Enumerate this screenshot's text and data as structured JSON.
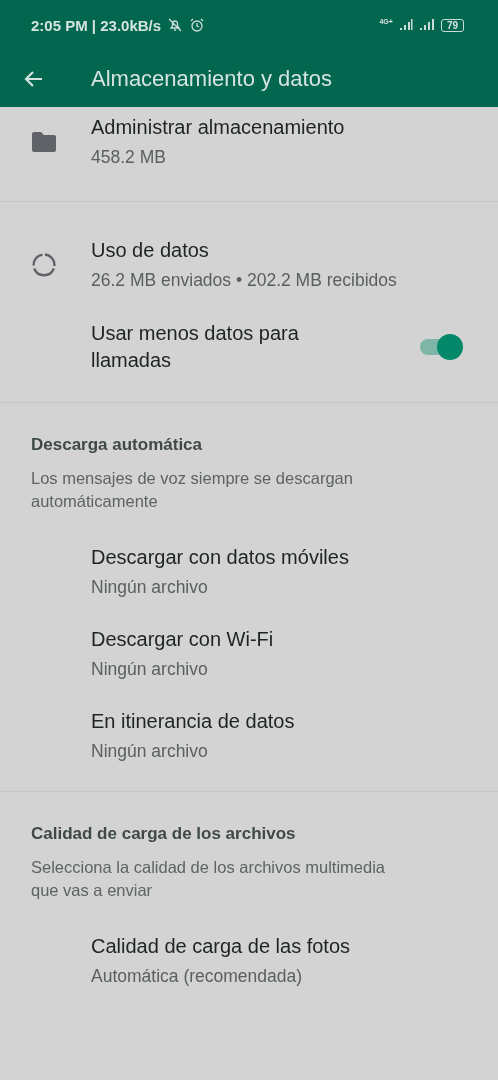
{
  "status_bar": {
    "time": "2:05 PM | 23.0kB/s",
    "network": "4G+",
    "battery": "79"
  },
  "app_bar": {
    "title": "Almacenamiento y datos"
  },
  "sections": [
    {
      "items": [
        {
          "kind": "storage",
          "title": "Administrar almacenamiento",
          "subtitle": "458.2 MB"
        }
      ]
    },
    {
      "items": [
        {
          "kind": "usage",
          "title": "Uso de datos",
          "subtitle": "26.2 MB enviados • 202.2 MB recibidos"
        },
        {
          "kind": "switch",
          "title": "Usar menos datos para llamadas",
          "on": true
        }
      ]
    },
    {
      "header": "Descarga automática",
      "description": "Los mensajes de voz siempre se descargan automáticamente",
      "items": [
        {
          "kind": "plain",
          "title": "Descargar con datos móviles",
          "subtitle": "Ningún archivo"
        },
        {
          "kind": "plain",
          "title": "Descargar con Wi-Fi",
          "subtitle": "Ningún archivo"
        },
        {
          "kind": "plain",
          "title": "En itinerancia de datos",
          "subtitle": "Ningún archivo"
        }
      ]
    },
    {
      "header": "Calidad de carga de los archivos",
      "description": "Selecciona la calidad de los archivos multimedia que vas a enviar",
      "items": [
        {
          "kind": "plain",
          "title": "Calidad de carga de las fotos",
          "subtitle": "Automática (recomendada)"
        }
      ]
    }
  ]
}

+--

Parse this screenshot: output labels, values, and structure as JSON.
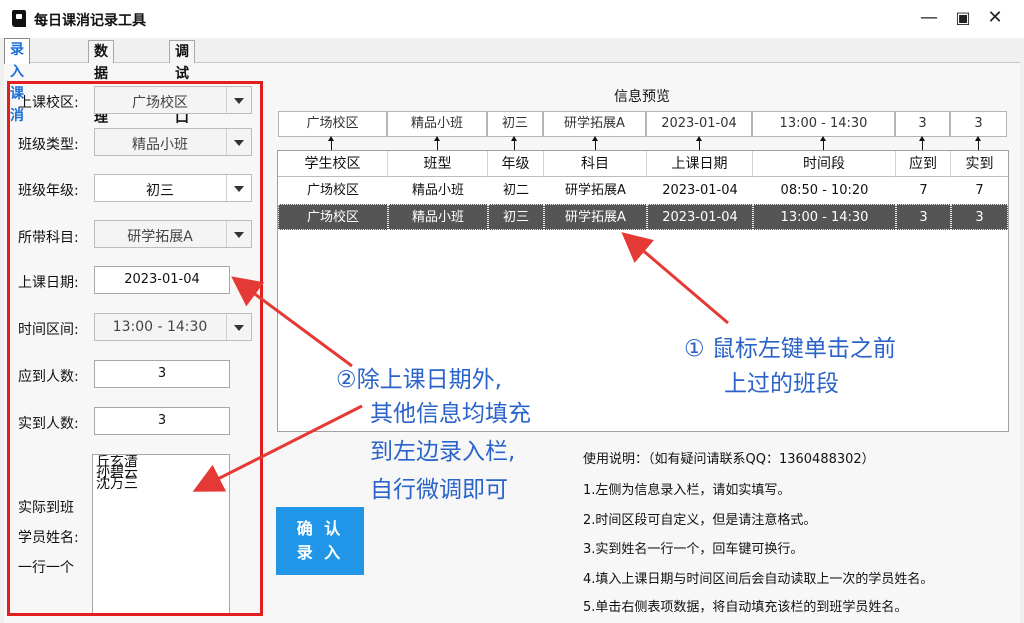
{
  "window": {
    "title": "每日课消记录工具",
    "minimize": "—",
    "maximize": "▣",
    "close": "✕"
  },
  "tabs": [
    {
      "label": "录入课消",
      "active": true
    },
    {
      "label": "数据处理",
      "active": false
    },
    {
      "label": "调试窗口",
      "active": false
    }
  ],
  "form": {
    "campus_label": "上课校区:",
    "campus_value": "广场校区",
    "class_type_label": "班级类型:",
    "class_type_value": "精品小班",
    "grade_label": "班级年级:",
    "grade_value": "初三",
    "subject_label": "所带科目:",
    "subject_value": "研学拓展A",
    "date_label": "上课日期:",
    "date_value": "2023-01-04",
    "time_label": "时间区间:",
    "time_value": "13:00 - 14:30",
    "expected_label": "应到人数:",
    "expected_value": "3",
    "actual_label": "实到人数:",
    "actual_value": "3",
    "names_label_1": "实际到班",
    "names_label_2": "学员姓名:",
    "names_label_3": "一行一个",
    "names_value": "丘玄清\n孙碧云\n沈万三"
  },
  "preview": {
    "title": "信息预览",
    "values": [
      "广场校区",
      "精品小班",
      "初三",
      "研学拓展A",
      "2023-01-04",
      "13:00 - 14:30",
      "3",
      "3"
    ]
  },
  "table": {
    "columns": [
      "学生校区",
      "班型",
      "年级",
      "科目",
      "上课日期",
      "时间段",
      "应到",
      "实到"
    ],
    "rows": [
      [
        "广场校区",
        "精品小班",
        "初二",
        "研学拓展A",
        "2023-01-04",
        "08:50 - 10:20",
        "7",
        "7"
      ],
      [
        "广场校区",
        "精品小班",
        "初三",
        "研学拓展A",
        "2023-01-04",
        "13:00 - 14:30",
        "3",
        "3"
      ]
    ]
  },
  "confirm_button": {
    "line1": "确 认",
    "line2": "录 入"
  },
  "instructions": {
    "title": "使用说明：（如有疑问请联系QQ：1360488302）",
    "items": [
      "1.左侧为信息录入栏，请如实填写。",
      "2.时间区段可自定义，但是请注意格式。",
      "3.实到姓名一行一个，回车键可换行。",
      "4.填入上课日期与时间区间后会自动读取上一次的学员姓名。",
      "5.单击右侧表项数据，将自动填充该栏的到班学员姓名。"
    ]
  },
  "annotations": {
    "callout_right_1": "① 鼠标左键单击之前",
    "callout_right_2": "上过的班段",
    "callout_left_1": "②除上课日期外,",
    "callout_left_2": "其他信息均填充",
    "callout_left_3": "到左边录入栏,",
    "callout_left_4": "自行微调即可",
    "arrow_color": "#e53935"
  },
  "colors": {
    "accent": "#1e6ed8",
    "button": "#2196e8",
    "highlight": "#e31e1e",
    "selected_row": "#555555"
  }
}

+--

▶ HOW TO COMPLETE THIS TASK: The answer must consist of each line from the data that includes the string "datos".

▶ YOUR SOLUTION:
    "title": "Almacenamiento y datos"
          "title": "Uso de datos",
          "title": "Usar menos datos para llamadas",
          "title": "Descargar con datos móviles",
          "title": "En itinerancia de datos",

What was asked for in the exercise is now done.